Set every entry down again exactly, omitting none.
*** RECORDED DATA ***
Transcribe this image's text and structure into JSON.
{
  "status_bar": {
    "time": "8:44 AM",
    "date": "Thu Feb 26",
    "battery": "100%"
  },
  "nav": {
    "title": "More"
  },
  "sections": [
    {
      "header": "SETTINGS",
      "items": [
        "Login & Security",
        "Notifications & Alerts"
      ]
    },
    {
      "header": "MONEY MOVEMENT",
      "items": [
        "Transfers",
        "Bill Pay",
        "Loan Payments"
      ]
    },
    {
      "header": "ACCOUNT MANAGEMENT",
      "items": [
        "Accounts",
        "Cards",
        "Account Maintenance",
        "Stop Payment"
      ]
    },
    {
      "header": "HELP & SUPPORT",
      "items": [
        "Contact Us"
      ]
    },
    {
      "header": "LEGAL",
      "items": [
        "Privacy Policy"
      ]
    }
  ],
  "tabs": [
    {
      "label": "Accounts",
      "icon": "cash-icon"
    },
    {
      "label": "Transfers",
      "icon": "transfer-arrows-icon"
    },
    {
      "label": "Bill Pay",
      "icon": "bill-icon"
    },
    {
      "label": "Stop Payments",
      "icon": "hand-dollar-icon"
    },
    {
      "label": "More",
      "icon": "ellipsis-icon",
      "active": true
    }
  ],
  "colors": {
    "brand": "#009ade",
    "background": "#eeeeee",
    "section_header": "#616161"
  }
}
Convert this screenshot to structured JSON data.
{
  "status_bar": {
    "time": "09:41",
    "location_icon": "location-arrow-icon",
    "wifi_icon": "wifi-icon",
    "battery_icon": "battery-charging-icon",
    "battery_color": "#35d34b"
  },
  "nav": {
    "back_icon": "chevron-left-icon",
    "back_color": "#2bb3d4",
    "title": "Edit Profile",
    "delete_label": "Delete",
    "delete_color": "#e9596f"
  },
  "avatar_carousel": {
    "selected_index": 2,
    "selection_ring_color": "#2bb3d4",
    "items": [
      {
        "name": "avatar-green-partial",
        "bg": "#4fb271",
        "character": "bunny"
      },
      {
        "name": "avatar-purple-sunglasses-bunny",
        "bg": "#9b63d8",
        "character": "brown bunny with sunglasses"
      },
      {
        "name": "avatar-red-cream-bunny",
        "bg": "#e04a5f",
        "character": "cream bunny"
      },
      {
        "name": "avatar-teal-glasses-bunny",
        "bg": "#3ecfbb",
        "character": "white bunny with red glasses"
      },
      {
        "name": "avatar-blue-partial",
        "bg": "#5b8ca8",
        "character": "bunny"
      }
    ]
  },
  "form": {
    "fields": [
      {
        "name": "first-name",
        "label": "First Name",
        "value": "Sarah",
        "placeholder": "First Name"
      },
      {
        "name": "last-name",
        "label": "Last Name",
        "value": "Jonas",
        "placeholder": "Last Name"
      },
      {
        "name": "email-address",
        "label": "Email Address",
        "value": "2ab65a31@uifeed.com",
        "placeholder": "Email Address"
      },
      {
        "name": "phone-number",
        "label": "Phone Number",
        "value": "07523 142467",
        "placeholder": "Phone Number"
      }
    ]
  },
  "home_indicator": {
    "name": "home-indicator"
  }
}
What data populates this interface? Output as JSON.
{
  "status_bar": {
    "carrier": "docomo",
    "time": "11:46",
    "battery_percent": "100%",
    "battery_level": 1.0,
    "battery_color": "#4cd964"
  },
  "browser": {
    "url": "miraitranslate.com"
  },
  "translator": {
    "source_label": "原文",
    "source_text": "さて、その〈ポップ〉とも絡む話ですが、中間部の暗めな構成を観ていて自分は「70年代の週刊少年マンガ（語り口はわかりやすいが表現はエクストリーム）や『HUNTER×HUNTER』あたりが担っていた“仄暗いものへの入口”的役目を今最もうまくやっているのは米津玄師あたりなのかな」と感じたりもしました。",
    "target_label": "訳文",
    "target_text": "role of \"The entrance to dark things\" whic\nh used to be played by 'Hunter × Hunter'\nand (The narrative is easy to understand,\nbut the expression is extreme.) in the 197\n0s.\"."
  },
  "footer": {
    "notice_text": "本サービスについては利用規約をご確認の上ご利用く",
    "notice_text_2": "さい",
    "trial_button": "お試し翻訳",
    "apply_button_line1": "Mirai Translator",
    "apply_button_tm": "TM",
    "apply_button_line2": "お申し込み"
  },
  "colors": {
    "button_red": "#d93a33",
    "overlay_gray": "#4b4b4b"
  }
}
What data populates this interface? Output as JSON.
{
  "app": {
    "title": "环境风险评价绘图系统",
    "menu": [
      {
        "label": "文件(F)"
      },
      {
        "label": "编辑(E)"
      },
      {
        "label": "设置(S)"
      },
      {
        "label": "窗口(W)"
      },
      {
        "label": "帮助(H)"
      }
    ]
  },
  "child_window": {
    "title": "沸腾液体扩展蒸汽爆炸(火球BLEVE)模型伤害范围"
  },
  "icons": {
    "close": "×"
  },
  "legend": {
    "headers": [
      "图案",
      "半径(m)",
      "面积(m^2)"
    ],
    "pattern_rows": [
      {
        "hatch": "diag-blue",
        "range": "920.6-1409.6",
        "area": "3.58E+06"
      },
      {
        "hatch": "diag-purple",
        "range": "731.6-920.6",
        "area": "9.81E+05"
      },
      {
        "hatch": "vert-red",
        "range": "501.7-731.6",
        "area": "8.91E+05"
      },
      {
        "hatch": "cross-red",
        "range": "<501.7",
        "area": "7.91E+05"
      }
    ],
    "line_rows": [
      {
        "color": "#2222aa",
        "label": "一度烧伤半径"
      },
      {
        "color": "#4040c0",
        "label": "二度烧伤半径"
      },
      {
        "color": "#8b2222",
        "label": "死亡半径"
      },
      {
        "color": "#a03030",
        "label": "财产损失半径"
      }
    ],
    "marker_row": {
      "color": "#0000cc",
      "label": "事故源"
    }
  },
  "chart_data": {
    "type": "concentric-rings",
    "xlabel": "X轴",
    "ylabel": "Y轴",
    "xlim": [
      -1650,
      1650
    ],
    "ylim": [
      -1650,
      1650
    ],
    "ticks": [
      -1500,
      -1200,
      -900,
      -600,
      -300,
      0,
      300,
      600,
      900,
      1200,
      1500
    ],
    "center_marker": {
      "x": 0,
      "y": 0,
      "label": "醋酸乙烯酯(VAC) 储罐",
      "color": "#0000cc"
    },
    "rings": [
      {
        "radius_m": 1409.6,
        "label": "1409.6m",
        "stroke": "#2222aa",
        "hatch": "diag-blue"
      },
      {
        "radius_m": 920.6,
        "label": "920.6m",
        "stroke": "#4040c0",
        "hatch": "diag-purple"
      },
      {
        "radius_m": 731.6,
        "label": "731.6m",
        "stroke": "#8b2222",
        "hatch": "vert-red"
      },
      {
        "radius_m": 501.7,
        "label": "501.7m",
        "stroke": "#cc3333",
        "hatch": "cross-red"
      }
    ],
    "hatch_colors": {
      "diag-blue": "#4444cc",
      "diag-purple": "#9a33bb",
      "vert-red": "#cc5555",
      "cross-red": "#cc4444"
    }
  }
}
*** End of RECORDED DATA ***
RESPONSE:
Transcribe this image's text and structure into JSON.
{
  "status_bar": {
    "time": "8:44 AM",
    "date": "Thu Feb 26",
    "battery": "100%"
  },
  "nav": {
    "title": "More"
  },
  "sections": [
    {
      "header": "SETTINGS",
      "items": [
        "Login & Security",
        "Notifications & Alerts"
      ]
    },
    {
      "header": "MONEY MOVEMENT",
      "items": [
        "Transfers",
        "Bill Pay",
        "Loan Payments"
      ]
    },
    {
      "header": "ACCOUNT MANAGEMENT",
      "items": [
        "Accounts",
        "Cards",
        "Account Maintenance",
        "Stop Payment"
      ]
    },
    {
      "header": "HELP & SUPPORT",
      "items": [
        "Contact Us"
      ]
    },
    {
      "header": "LEGAL",
      "items": [
        "Privacy Policy"
      ]
    }
  ],
  "tabs": [
    {
      "label": "Accounts",
      "icon": "cash-icon"
    },
    {
      "label": "Transfers",
      "icon": "transfer-arrows-icon"
    },
    {
      "label": "Bill Pay",
      "icon": "bill-icon"
    },
    {
      "label": "Stop Payments",
      "icon": "hand-dollar-icon"
    },
    {
      "label": "More",
      "icon": "ellipsis-icon",
      "active": true
    }
  ],
  "colors": {
    "brand": "#009ade",
    "background": "#eeeeee",
    "section_header": "#616161"
  }
}
Convert this screenshot to structured JSON data.
{
  "status_bar": {
    "time": "09:41",
    "location_icon": "location-arrow-icon",
    "wifi_icon": "wifi-icon",
    "battery_icon": "battery-charging-icon",
    "battery_color": "#35d34b"
  },
  "nav": {
    "back_icon": "chevron-left-icon",
    "back_color": "#2bb3d4",
    "title": "Edit Profile",
    "delete_label": "Delete",
    "delete_color": "#e9596f"
  },
  "avatar_carousel": {
    "selected_index": 2,
    "selection_ring_color": "#2bb3d4",
    "items": [
      {
        "name": "avatar-green-partial",
        "bg": "#4fb271",
        "character": "bunny"
      },
      {
        "name": "avatar-purple-sunglasses-bunny",
        "bg": "#9b63d8",
        "character": "brown bunny with sunglasses"
      },
      {
        "name": "avatar-red-cream-bunny",
        "bg": "#e04a5f",
        "character": "cream bunny"
      },
      {
        "name": "avatar-teal-glasses-bunny",
        "bg": "#3ecfbb",
        "character": "white bunny with red glasses"
      },
      {
        "name": "avatar-blue-partial",
        "bg": "#5b8ca8",
        "character": "bunny"
      }
    ]
  },
  "form": {
    "fields": [
      {
        "name": "first-name",
        "label": "First Name",
        "value": "Sarah",
        "placeholder": "First Name"
      },
      {
        "name": "last-name",
        "label": "Last Name",
        "value": "Jonas",
        "placeholder": "Last Name"
      },
      {
        "name": "email-address",
        "label": "Email Address",
        "value": "2ab65a31@uifeed.com",
        "placeholder": "Email Address"
      },
      {
        "name": "phone-number",
        "label": "Phone Number",
        "value": "07523 142467",
        "placeholder": "Phone Number"
      }
    ]
  },
  "home_indicator": {
    "name": "home-indicator"
  }
}
What data populates this interface? Output as JSON.
{
  "status_bar": {
    "carrier": "docomo",
    "time": "11:46",
    "battery_percent": "100%",
    "battery_level": 1.0,
    "battery_color": "#4cd964"
  },
  "browser": {
    "url": "miraitranslate.com"
  },
  "translator": {
    "source_label": "原文",
    "source_text": "さて、その〈ポップ〉とも絡む話ですが、中間部の暗めな構成を観ていて自分は「70年代の週刊少年マンガ（語り口はわかりやすいが表現はエクストリーム）や『HUNTER×HUNTER』あたりが担っていた“仄暗いものへの入口”的役目を今最もうまくやっているのは米津玄師あたりなのかな」と感じたりもしました。",
    "target_label": "訳文",
    "target_text": "role of \"The entrance to dark things\" whic\nh used to be played by 'Hunter × Hunter'\nand (The narrative is easy to understand,\nbut the expression is extreme.) in the 197\n0s.\"."
  },
  "footer": {
    "notice_text": "本サービスについては利用規約をご確認の上ご利用く",
    "notice_text_2": "さい",
    "trial_button": "お試し翻訳",
    "apply_button_line1": "Mirai Translator",
    "apply_button_tm": "TM",
    "apply_button_line2": "お申し込み"
  },
  "colors": {
    "button_red": "#d93a33",
    "overlay_gray": "#4b4b4b"
  }
}
What data populates this interface? Output as JSON.
{
  "app": {
    "title": "环境风险评价绘图系统",
    "menu": [
      {
        "label": "文件(F)"
      },
      {
        "label": "编辑(E)"
      },
      {
        "label": "设置(S)"
      },
      {
        "label": "窗口(W)"
      },
      {
        "label": "帮助(H)"
      }
    ]
  },
  "child_window": {
    "title": "沸腾液体扩展蒸汽爆炸(火球BLEVE)模型伤害范围"
  },
  "icons": {
    "close": "×"
  },
  "legend": {
    "headers": [
      "图案",
      "半径(m)",
      "面积(m^2)"
    ],
    "pattern_rows": [
      {
        "hatch": "diag-blue",
        "range": "920.6-1409.6",
        "area": "3.58E+06"
      },
      {
        "hatch": "diag-purple",
        "range": "731.6-920.6",
        "area": "9.81E+05"
      },
      {
        "hatch": "vert-red",
        "range": "501.7-731.6",
        "area": "8.91E+05"
      },
      {
        "hatch": "cross-red",
        "range": "<501.7",
        "area": "7.91E+05"
      }
    ],
    "line_rows": [
      {
        "color": "#2222aa",
        "label": "一度烧伤半径"
      },
      {
        "color": "#4040c0",
        "label": "二度烧伤半径"
      },
      {
        "color": "#8b2222",
        "label": "死亡半径"
      },
      {
        "color": "#a03030",
        "label": "财产损失半径"
      }
    ],
    "marker_row": {
      "color": "#0000cc",
      "label": "事故源"
    }
  },
  "chart_data": {
    "type": "concentric-rings",
    "xlabel": "X轴",
    "ylabel": "Y轴",
    "xlim": [
      -1650,
      1650
    ],
    "ylim": [
      -1650,
      1650
    ],
    "ticks": [
      -1500,
      -1200,
      -900,
      -600,
      -300,
      0,
      300,
      600,
      900,
      1200,
      1500
    ],
    "center_marker": {
      "x": 0,
      "y": 0,
      "label": "醋酸乙烯酯(VAC) 储罐",
      "color": "#0000cc"
    },
    "rings": [
      {
        "radius_m": 1409.6,
        "label": "1409.6m",
        "stroke": "#2222aa",
        "hatch": "diag-blue"
      },
      {
        "radius_m": 920.6,
        "label": "920.6m",
        "stroke": "#4040c0",
        "hatch": "diag-purple"
      },
      {
        "radius_m": 731.6,
        "label": "731.6m",
        "stroke": "#8b2222",
        "hatch": "vert-red"
      },
      {
        "radius_m": 501.7,
        "label": "501.7m",
        "stroke": "#cc3333",
        "hatch": "cross-red"
      }
    ],
    "hatch_colors": {
      "diag-blue": "#4444cc",
      "diag-purple": "#9a33bb",
      "vert-red": "#cc5555",
      "cross-red": "#cc4444"
    }
  }
}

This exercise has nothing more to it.